Everybody knows the Australian health system is sick. In fact it's terminally ill. State governments have struggled for many years to cope with funding what is the single biggest expense in their budgets. We can't brush off the troubling reality that our public hospitals are doubled over under the strain of caring for the sick and injured in society. Understaffed and under resourced, they battle on but the war is being lost. Somebody needs to do something. We need a saviour.
In strides Prime Minister Kevin Rudd who said during the election campaign in 2007 that he would launch a federal take over of our bedraggled and inefficient state health systems. Many cheered. Hope was renewed. Those who wish to dispose of state governments entirely, enthusiastically applauded the first step on the road to the removal of an unnecessary tier of government. However, three years have passed and nothing has changed.

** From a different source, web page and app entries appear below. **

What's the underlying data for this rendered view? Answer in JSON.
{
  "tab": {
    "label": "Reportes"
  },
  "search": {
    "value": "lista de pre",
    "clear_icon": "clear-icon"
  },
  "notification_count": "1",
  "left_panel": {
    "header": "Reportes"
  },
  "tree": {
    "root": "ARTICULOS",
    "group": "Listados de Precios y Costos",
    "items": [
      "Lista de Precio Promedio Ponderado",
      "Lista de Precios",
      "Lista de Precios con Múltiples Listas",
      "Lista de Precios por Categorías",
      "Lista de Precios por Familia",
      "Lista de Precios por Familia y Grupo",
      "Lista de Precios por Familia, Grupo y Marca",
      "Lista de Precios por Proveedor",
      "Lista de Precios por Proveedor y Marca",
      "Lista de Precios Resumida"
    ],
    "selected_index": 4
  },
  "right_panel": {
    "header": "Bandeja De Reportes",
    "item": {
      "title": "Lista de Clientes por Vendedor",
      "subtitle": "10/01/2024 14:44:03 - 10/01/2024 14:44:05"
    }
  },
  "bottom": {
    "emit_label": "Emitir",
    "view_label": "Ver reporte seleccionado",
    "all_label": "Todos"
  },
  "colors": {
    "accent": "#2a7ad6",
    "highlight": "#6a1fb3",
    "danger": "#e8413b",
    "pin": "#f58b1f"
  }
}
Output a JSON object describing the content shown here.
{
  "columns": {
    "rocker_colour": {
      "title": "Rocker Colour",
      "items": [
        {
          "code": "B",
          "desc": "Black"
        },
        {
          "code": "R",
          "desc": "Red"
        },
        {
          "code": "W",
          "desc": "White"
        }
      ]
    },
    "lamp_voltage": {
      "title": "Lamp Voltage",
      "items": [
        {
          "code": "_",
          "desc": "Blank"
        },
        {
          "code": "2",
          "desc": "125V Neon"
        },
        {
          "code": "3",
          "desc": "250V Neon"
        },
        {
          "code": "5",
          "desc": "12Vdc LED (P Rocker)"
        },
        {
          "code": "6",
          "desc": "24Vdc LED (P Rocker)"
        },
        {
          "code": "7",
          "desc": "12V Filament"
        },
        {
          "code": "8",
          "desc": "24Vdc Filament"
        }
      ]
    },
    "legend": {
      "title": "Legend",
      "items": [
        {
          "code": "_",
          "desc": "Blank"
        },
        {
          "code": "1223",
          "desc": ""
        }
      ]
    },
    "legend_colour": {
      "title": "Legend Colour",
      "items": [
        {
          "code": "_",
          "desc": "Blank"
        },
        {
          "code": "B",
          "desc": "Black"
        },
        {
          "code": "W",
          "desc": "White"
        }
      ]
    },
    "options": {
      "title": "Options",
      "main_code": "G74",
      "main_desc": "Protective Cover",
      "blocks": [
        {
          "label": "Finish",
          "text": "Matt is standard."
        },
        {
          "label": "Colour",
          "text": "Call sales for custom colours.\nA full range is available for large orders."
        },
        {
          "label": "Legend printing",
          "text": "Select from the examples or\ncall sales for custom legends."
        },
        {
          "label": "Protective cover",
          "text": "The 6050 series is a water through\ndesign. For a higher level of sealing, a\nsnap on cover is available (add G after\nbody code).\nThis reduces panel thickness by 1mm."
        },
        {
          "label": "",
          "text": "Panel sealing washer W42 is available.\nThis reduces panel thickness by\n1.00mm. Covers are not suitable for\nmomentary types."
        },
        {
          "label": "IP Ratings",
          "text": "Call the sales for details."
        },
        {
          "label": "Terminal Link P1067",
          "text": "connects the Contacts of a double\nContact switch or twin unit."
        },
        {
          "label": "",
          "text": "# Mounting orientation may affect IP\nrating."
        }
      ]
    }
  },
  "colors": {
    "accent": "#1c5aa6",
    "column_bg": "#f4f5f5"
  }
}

The government held an inquiry, but nothing has happened yet. Critics complain about the lack of action. The opposition rolls out the cliches about elected prime ministers not keeping their promises, and cynics tell everyone that they told them so. The government announces other exciting developements to try to distract the masses from the perceived lack of action in some areas.
There are two important points to be made here. Firstly, three years is not enough time for an elected government to implement the reforms for which they were given a mandate by the voters. Year 1: keeping as many of the easier promises as possible and making excuses for the ones they break. Year 2: action and genuine reform begins. Year 3: preparation for the next election. That is, reminding the electorate of what they have done, and making some new promises for the next term if elected.
Four year fixed terms would help remove or at least lessen this problem. We have them for the NSW state government. Let's introduce them for the feds.
Secondly, fixing the health system is not like you or I changing our health insurance provider. Mr Rudd has already admitted that he and his government have underestimated the complexity of the issues. They needed all they time they have taken, and they will need a lot more. Our Prime Minster is not a magician. There is no magic wand to wave over our public hospitals. There is no quick fix. To hear members of the opposition say he is taking too long, makes me sick. They should shut up and jump behind the public hospitals reform agenda and push it with all the strength they possess.
Politics is an invasive species. It permeates every aspect of a our lives, public and private. It is a weed which chokes the plants of progress and reform, and it should not play a role in the ongoing drama of our public health system. Mr Rudd says he will fix it and I believe he will, given the time to do it properly, and cooperation.